European Digital Humanities
From The Scout Report, May 17, 2013:
The European Association for Digital Humanities http://www.allc.org
"The European Association for Digital Humanities provides umbrella support for a range of professional organizations and institutions that maintain digital projects about European history and culture. The group was founded in 1973 with the purpose of supporting "the application of computing in the study of language and literature." On the homepage, visitors can browse through nine sections, including Elections, Publications, and Education.
The Publications area is a great place to start, as it includes access to the astute "Digital Humanities Quarterly," which is an open-access, peer-reviewed journal covering all aspects of digital media. The Education area has a great section titled DH Curricula & Syllabi. Here educators can look over a clutch of digital humanities syllabi contributed by the City University of New York and individual professors. Additionally, the site includes information about the operations of the organization, complete with contact information." [KMG]
"The Humanites, Done Digitally," by Kathleen Fitzpatrick (May 2011)

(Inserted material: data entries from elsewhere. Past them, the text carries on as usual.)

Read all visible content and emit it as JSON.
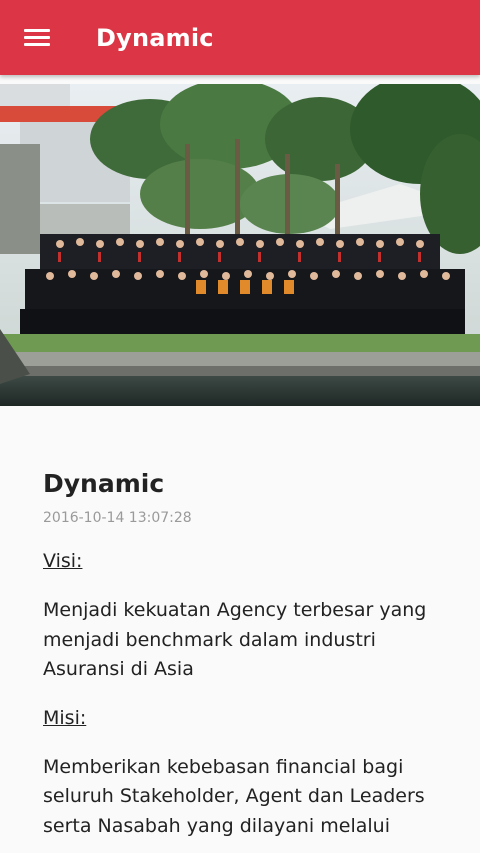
{
  "appbar": {
    "title": "Dynamic",
    "menu_icon": "hamburger-menu-icon",
    "color": "#dc3545"
  },
  "hero": {
    "image": "group-photo"
  },
  "post": {
    "title": "Dynamic",
    "date": "2016-10-14 13:07:28",
    "visi_label": "Visi:",
    "visi_text": "Menjadi kekuatan Agency terbesar yang menjadi benchmark dalam industri Asuransi di Asia",
    "misi_label": "Misi:",
    "misi_text": "Memberikan kebebasan financial bagi seluruh Stakeholder, Agent dan Leaders serta Nasabah yang dilayani melalui"
  }
}
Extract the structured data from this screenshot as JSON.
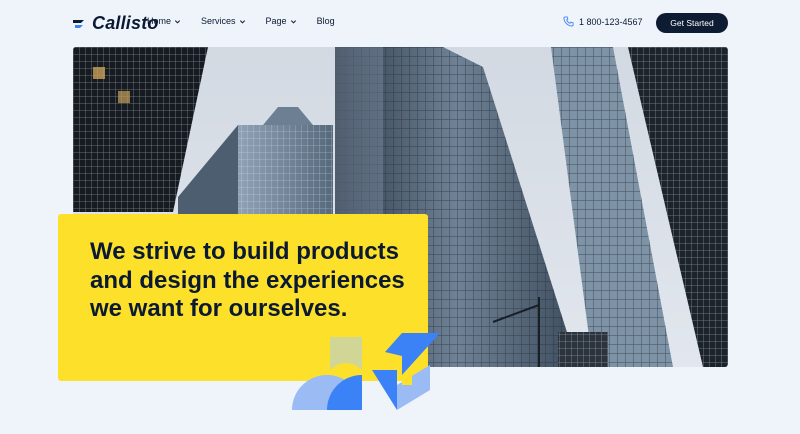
{
  "header": {
    "logo_text": "Callisto",
    "nav": [
      {
        "label": "Home",
        "dropdown": true
      },
      {
        "label": "Services",
        "dropdown": true
      },
      {
        "label": "Page",
        "dropdown": true
      },
      {
        "label": "Blog",
        "dropdown": false
      }
    ],
    "phone": "1 800-123-4567",
    "cta_label": "Get Started"
  },
  "hero": {
    "headline": "We strive to build products and design the experiences we want for ourselves."
  },
  "colors": {
    "navy": "#0d1b33",
    "yellow": "#fde02a",
    "accent_blue": "#3b82f6",
    "background": "#eff4fa"
  },
  "icons": [
    "logo-mark-icon",
    "chevron-down-icon",
    "phone-icon"
  ]
}
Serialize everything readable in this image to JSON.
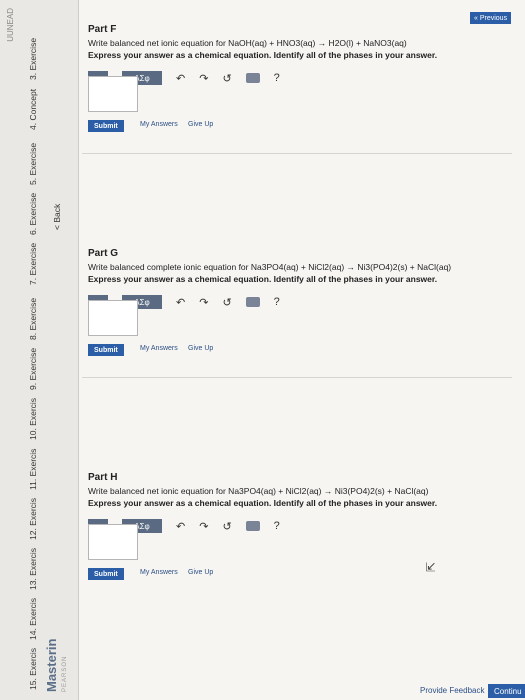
{
  "sidebar": {
    "cut_top": "UUNEAD",
    "items": [
      "3. Exercise",
      "4. Concept",
      "5. Exercise",
      "6. Exercise",
      "7. Exercise",
      "8. Exercise",
      "9. Exercise",
      "10. Exercis",
      "11. Exercis",
      "12. Exercis",
      "13. Exercis",
      "14. Exercis",
      "15. Exercis"
    ],
    "back_label": "< Back",
    "brand": "Masterin",
    "brand_sub": "PEARSON"
  },
  "parts": [
    {
      "title": "Part F",
      "prompt": "Write balanced net ionic equation for NaOH(aq) + HNO3(aq) → H2O(l) + NaNO3(aq)",
      "instruction": "Express your answer as a chemical equation. Identify all of the phases in your answer."
    },
    {
      "title": "Part G",
      "prompt": "Write balanced complete ionic equation for Na3PO4(aq) + NiCl2(aq) → Ni3(PO4)2(s) + NaCl(aq)",
      "instruction": "Express your answer as a chemical equation. Identify all of the phases in your answer."
    },
    {
      "title": "Part H",
      "prompt": "Write balanced net ionic equation for Na3PO4(aq) + NiCl2(aq) → Ni3(PO4)2(s) + NaCl(aq)",
      "instruction": "Express your answer as a chemical equation. Identify all of the phases in your answer."
    }
  ],
  "toolbar": {
    "template_label": "□",
    "greek_label": "ΑΣφ",
    "undo_icon": "↶",
    "redo_icon": "↷",
    "reset_icon": "↺",
    "help_icon": "?"
  },
  "actions": {
    "submit_label": "Submit",
    "my_answers": "My Answers",
    "give_up": "Give Up"
  },
  "footer": {
    "feedback": "Provide Feedback",
    "continue": "Continu",
    "previous": "« Previous"
  }
}
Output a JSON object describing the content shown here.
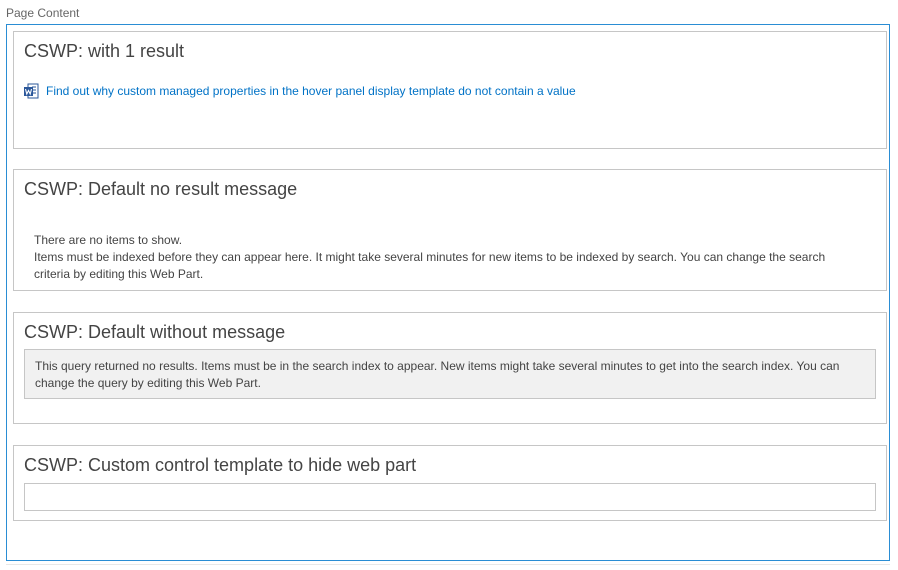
{
  "page": {
    "label": "Page Content"
  },
  "webparts": [
    {
      "title": "CSWP: with 1 result",
      "result": {
        "icon": "word-document-icon",
        "link_text": "Find out why custom managed properties in the hover panel display template do not contain a value"
      }
    },
    {
      "title": "CSWP: Default no result message",
      "line1": "There are no items to show.",
      "line2": "Items must be indexed before they can appear here. It might take several minutes for new items to be indexed by search. You can change the search criteria by editing this Web Part."
    },
    {
      "title": "CSWP: Default without message",
      "message": "This query returned no results. Items must be in the search index to appear. New items might take several minutes to get into the search index. You can change the query by editing this Web Part."
    },
    {
      "title": "CSWP: Custom control template to hide web part"
    }
  ],
  "colors": {
    "accent": "#2a8dd4",
    "link": "#0072c6",
    "word_blue": "#2b579a",
    "border": "#c6c6c6",
    "message_bg": "#f1f1f1"
  }
}
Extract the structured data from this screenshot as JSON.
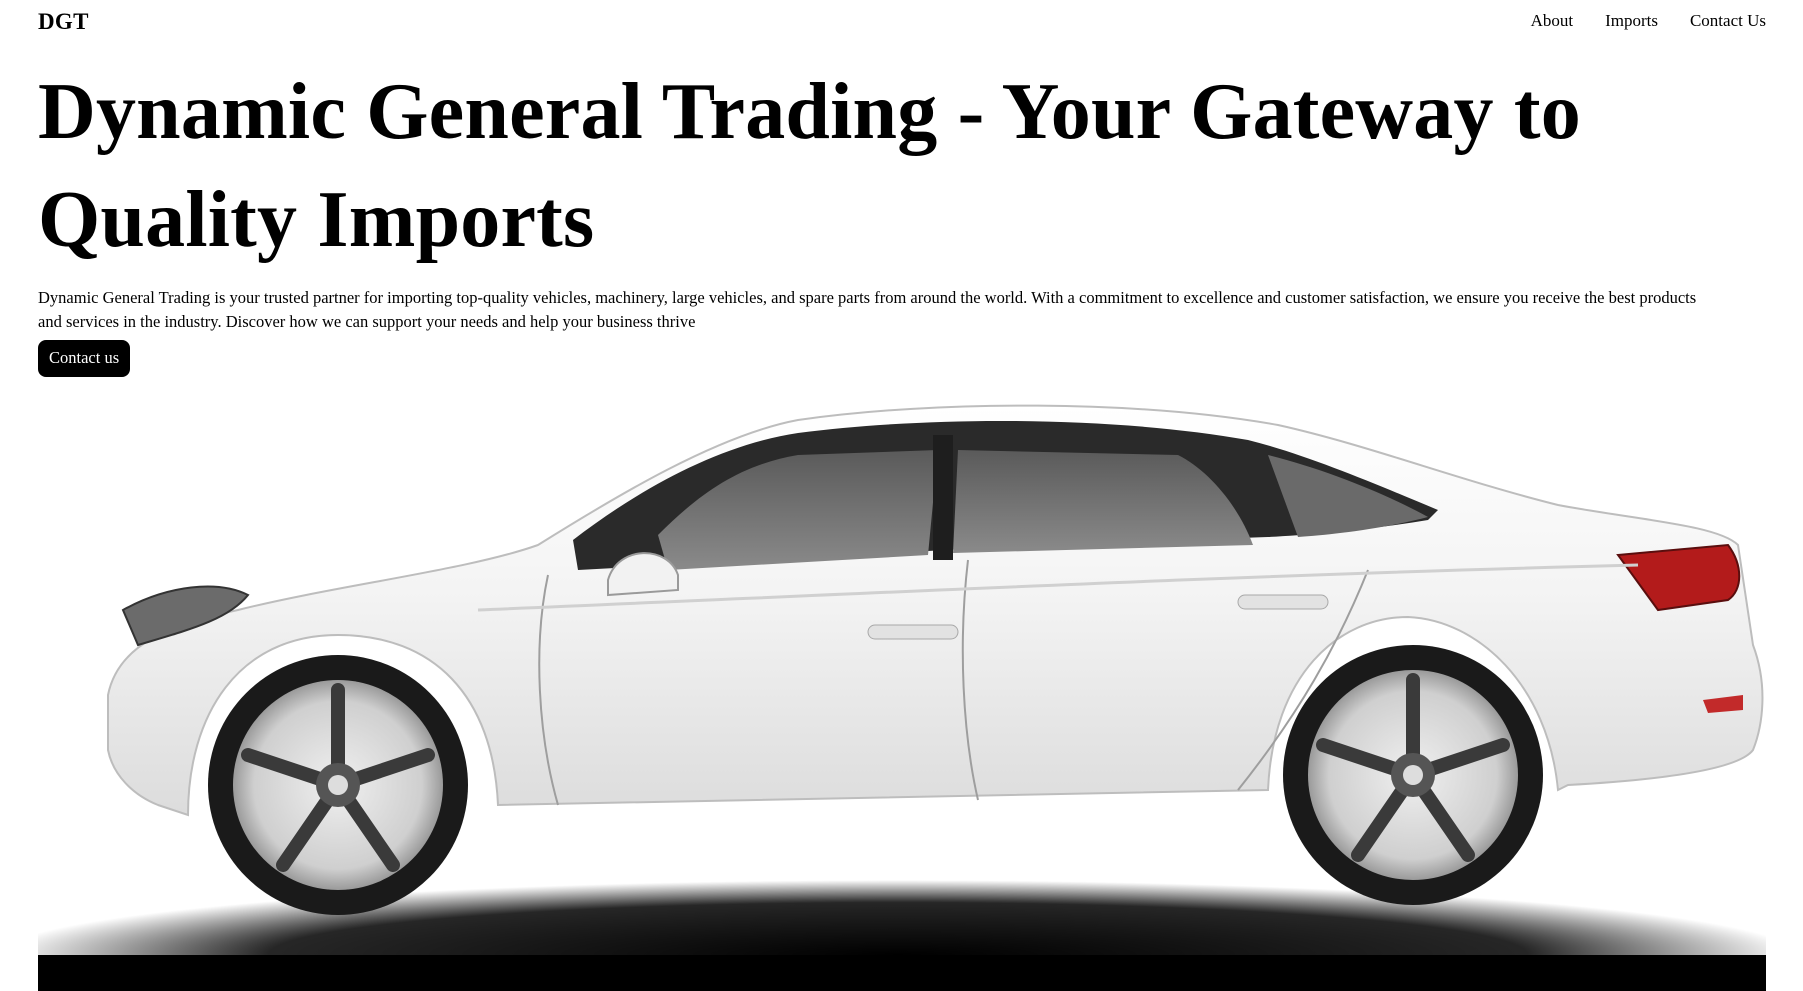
{
  "brand": {
    "logo": "DGT"
  },
  "nav": {
    "items": [
      {
        "label": "About"
      },
      {
        "label": "Imports"
      },
      {
        "label": "Contact Us"
      }
    ]
  },
  "hero": {
    "title": "Dynamic General Trading - Your Gateway to Quality Imports",
    "description": "Dynamic General Trading is your trusted partner for importing top-quality vehicles, machinery, large vehicles, and spare parts from around the world. With a commitment to excellence and customer satisfaction, we ensure you receive the best products and services in the industry. Discover how we can support your needs and help your business thrive",
    "cta_label": "Contact us",
    "image": {
      "subject": "white-sedan-side-view"
    }
  }
}
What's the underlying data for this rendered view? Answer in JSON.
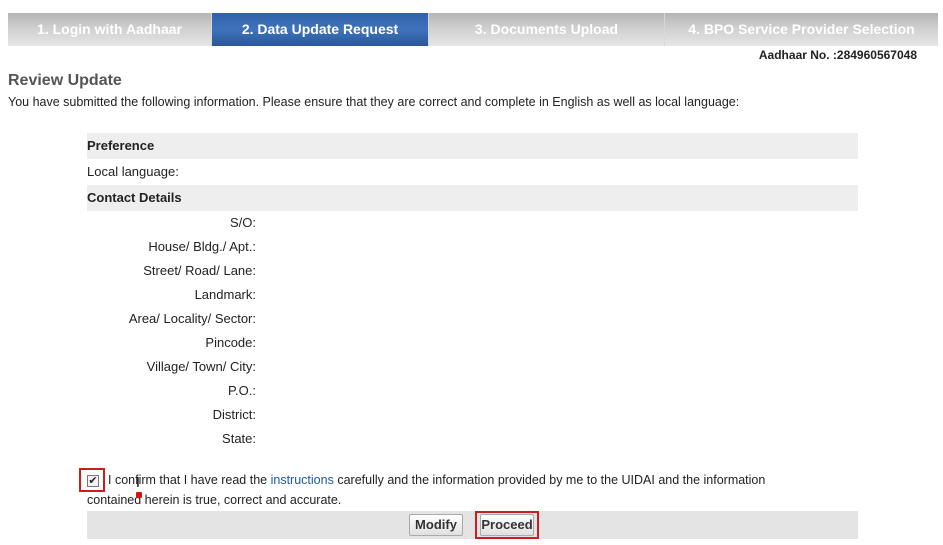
{
  "steps": [
    {
      "label": "1. Login with Aadhaar",
      "active": false
    },
    {
      "label": "2. Data Update Request",
      "active": true
    },
    {
      "label": "3. Documents Upload",
      "active": false
    },
    {
      "label": "4. BPO Service Provider Selection",
      "active": false
    }
  ],
  "aadhaar": {
    "text": "Aadhaar No. :284960567048"
  },
  "review": {
    "title": "Review Update",
    "intro": "You have submitted the following information. Please ensure that they are correct and complete in English as well as local language:",
    "preference": {
      "header": "Preference",
      "local_language_label": "Local language:"
    },
    "contact": {
      "header": "Contact Details",
      "fields": [
        {
          "label": "S/O:",
          "value": ""
        },
        {
          "label": "House/ Bldg./ Apt.:",
          "value": ""
        },
        {
          "label": "Street/ Road/ Lane:",
          "value": ""
        },
        {
          "label": "Landmark:",
          "value": ""
        },
        {
          "label": "Area/ Locality/ Sector:",
          "value": ""
        },
        {
          "label": "Pincode:",
          "value": ""
        },
        {
          "label": "Village/ Town/ City:",
          "value": ""
        },
        {
          "label": "P.O.:",
          "value": ""
        },
        {
          "label": "District:",
          "value": ""
        },
        {
          "label": "State:",
          "value": ""
        }
      ]
    }
  },
  "confirm": {
    "checked": true,
    "checkmark": "✔",
    "text_before": "I confirm that I have read the",
    "link_text": "instructions",
    "text_after": "carefully and the information provided by me to the UIDAI and the information",
    "line2": "contained herein is true, correct and accurate."
  },
  "actions": {
    "modify_label": "Modify",
    "proceed_label": "Proceed"
  },
  "colors": {
    "active_step": "#3e73bb",
    "highlight": "#c81e1e",
    "link": "#1a5aa6"
  }
}
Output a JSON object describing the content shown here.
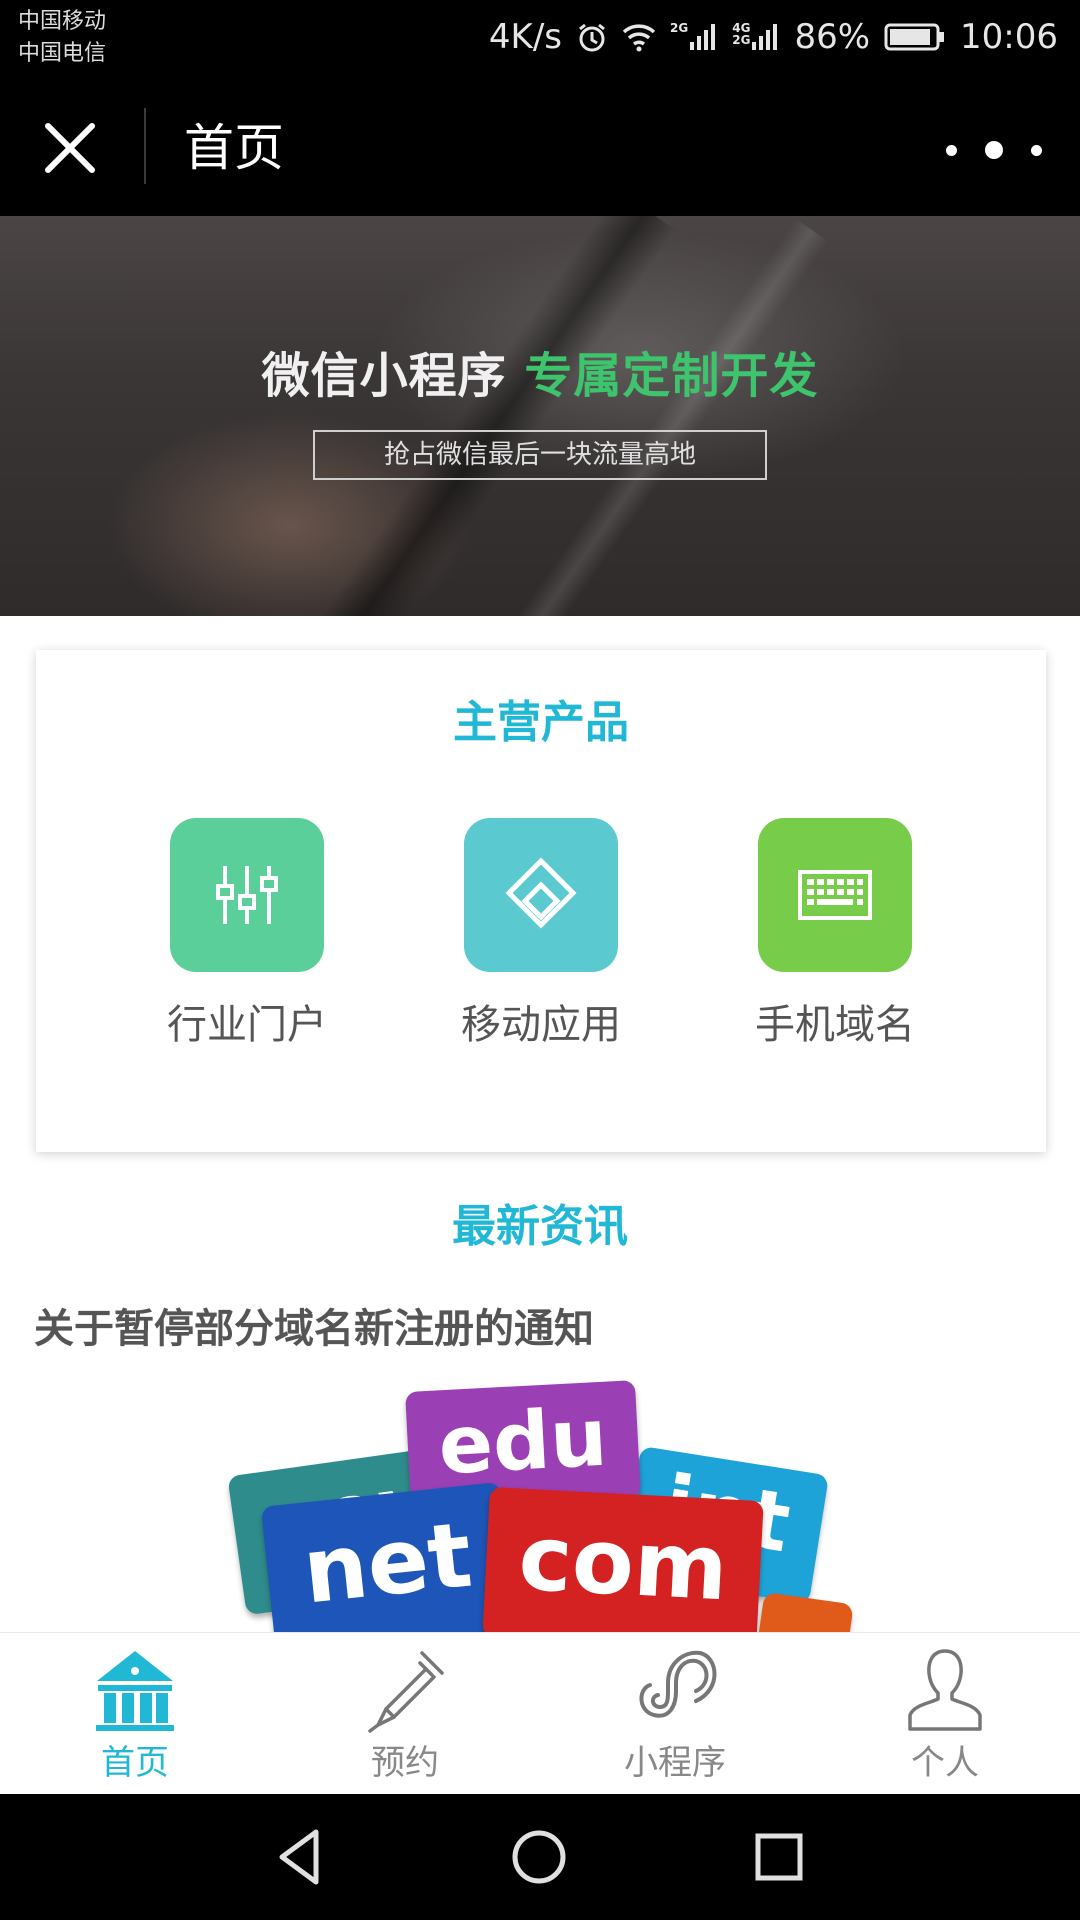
{
  "status_bar": {
    "carrier_1": "中国移动",
    "carrier_2": "中国电信",
    "speed": "4K/s",
    "sim1_type": "2G",
    "sim2_type_top": "4G",
    "sim2_type_bottom": "2G",
    "battery": "86%",
    "time": "10:06"
  },
  "title_bar": {
    "title": "首页"
  },
  "banner": {
    "title_main": "微信小程序",
    "title_highlight": "专属定制开发",
    "subtitle": "抢占微信最后一块流量高地"
  },
  "products": {
    "title": "主营产品",
    "items": [
      {
        "label": "行业门户",
        "icon": "sliders-icon",
        "color": "#5bcf9a"
      },
      {
        "label": "移动应用",
        "icon": "layers-icon",
        "color": "#5bc9d0"
      },
      {
        "label": "手机域名",
        "icon": "keyboard-icon",
        "color": "#77cc4a"
      }
    ]
  },
  "news": {
    "title": "最新资讯",
    "article_title": "关于暂停部分域名新注册的通知",
    "image_words": [
      "gov",
      "edu",
      "int",
      "net",
      "com"
    ]
  },
  "bottom_nav": {
    "items": [
      {
        "label": "首页",
        "icon": "bank-icon",
        "active": true
      },
      {
        "label": "预约",
        "icon": "pen-icon",
        "active": false
      },
      {
        "label": "小程序",
        "icon": "miniprogram-icon",
        "active": false
      },
      {
        "label": "个人",
        "icon": "person-icon",
        "active": false
      }
    ]
  },
  "colors": {
    "accent": "#21b8d6",
    "banner_highlight": "#3ec46d"
  }
}
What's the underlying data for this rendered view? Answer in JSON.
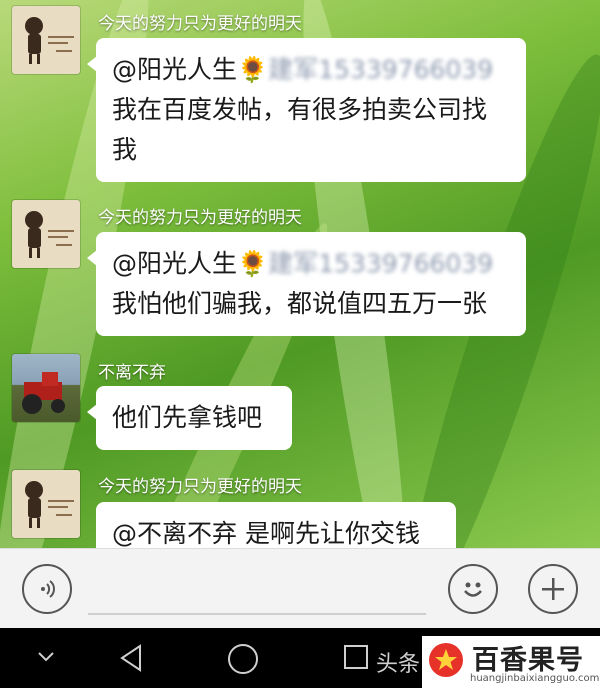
{
  "messages": [
    {
      "sender": "今天的努力只为更好的明天",
      "mention": "@阳光人生",
      "sun": "🌻",
      "blurred": "建军15339766039",
      "lines": [
        "我在百度发帖，有很多拍卖公司找",
        "我"
      ]
    },
    {
      "sender": "今天的努力只为更好的明天",
      "mention": "@阳光人生",
      "sun": "🌻",
      "blurred": "建军15339766039",
      "lines": [
        "我怕他们骗我，都说值四五万一张"
      ]
    },
    {
      "sender": "不离不弃",
      "text": "他们先拿钱吧"
    },
    {
      "sender": "今天的努力只为更好的明天",
      "text": "@不离不弃 是啊先让你交钱"
    }
  ],
  "nav_partial_label": "头条",
  "watermark": {
    "brand": "百香果号",
    "url": "huangjinbaixiangguo.com"
  },
  "icons": [
    "voice-icon",
    "emoji-icon",
    "add-icon",
    "back-icon",
    "home-icon",
    "recents-icon",
    "chevron-down-icon"
  ]
}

"... The state of things in digital humanities today rests in that creative tension, between those who've been in the field for a long time and those who are coming to it today, between disciplinarity and interdisciplinarity, between making and interpreting, between the field's history and its future. Scholarly work across the humanities, as in all academic fields, is increasingly being done digitally. The particular contribution of the digital humanities, however, lies in its exploration of the difference that the digital can make to the kinds of work that we do, as well as to the ways that we communicate with one another. These new modes of scholarship and communication will best flourish if they, like the digital humanities, are allowed to remain plural."
Digital humanities vs the digital humanist
Digital humanities vs the digital humanist (posting from the MIT digital humanities blog)